*** Opening of GIVEN ENTRIES ***
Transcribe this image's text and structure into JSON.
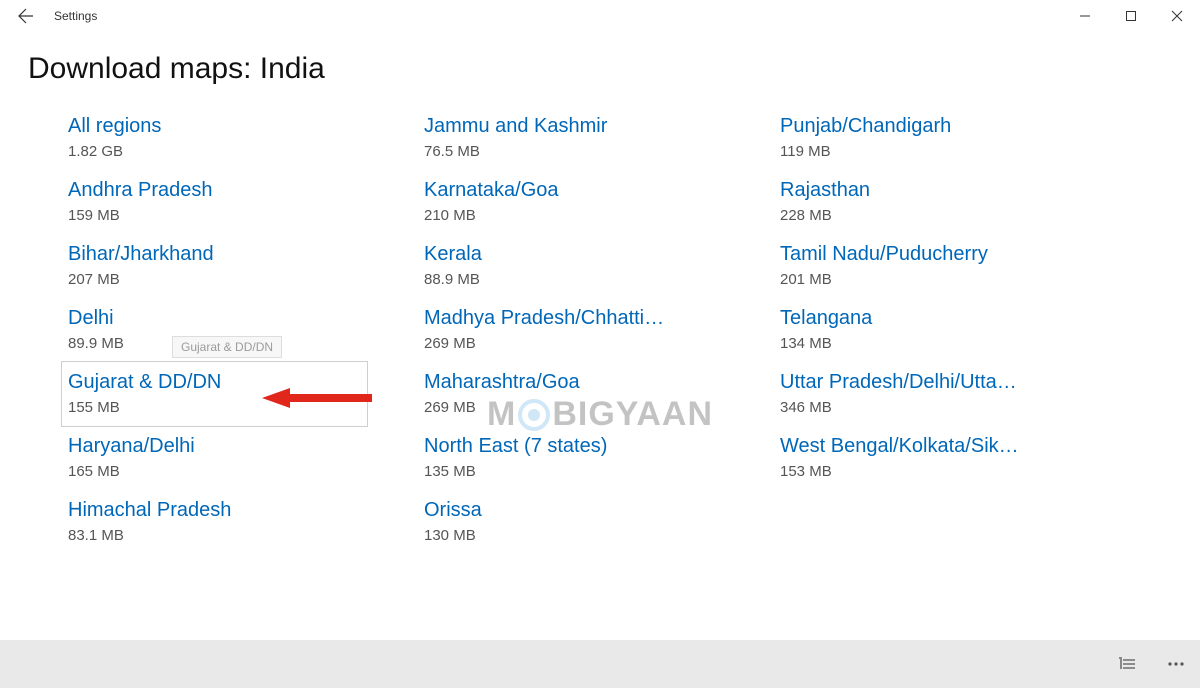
{
  "app": {
    "title": "Settings"
  },
  "page": {
    "heading": "Download maps: India"
  },
  "highlight": {
    "tooltip": "Gujarat & DD/DN",
    "index_col": 0,
    "index_row": 4
  },
  "watermark": {
    "left": "M",
    "right": "BIGYAAN"
  },
  "columns": [
    [
      {
        "name": "All regions",
        "size": "1.82 GB"
      },
      {
        "name": "Andhra Pradesh",
        "size": "159 MB"
      },
      {
        "name": "Bihar/Jharkhand",
        "size": "207 MB"
      },
      {
        "name": "Delhi",
        "size": "89.9 MB"
      },
      {
        "name": "Gujarat & DD/DN",
        "size": "155 MB"
      },
      {
        "name": "Haryana/Delhi",
        "size": "165 MB"
      },
      {
        "name": "Himachal Pradesh",
        "size": "83.1 MB"
      }
    ],
    [
      {
        "name": "Jammu and Kashmir",
        "size": "76.5 MB"
      },
      {
        "name": "Karnataka/Goa",
        "size": "210 MB"
      },
      {
        "name": "Kerala",
        "size": "88.9 MB"
      },
      {
        "name": "Madhya Pradesh/Chhatti…",
        "size": "269 MB"
      },
      {
        "name": "Maharashtra/Goa",
        "size": "269 MB"
      },
      {
        "name": "North East (7 states)",
        "size": "135 MB"
      },
      {
        "name": "Orissa",
        "size": "130 MB"
      }
    ],
    [
      {
        "name": "Punjab/Chandigarh",
        "size": "119 MB"
      },
      {
        "name": "Rajasthan",
        "size": "228 MB"
      },
      {
        "name": "Tamil Nadu/Puducherry",
        "size": "201 MB"
      },
      {
        "name": "Telangana",
        "size": "134 MB"
      },
      {
        "name": "Uttar Pradesh/Delhi/Utta…",
        "size": "346 MB"
      },
      {
        "name": "West Bengal/Kolkata/Sik…",
        "size": "153 MB"
      }
    ]
  ]
}
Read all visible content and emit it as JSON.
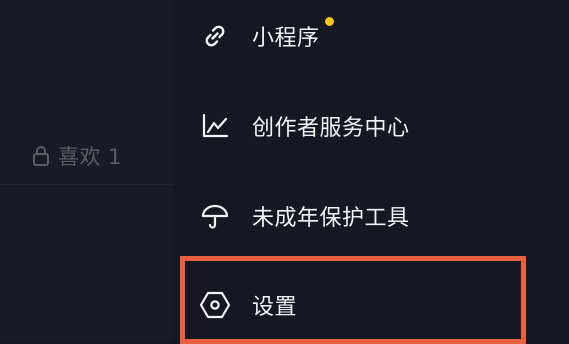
{
  "left_panel": {
    "likes_tab": {
      "icon": "lock-icon",
      "label": "喜欢 1"
    }
  },
  "menu": {
    "items": [
      {
        "id": "mini-program",
        "icon": "link-icon",
        "label": "小程序",
        "has_badge_dot": true
      },
      {
        "id": "creator-center",
        "icon": "chart-icon",
        "label": "创作者服务中心"
      },
      {
        "id": "minor-protection",
        "icon": "umbrella-icon",
        "label": "未成年保护工具"
      },
      {
        "id": "settings",
        "icon": "hexagon-settings-icon",
        "label": "设置",
        "highlighted": true
      }
    ]
  },
  "colors": {
    "background": "#161721",
    "left_panel": "#191a23",
    "text": "#f3f3f5",
    "muted_text": "#5b5c64",
    "badge_dot": "#f5c518",
    "highlight": "#e8603d"
  }
}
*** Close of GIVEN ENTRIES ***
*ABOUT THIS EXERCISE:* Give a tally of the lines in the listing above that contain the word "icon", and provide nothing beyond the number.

*RESULT BELOW:* 5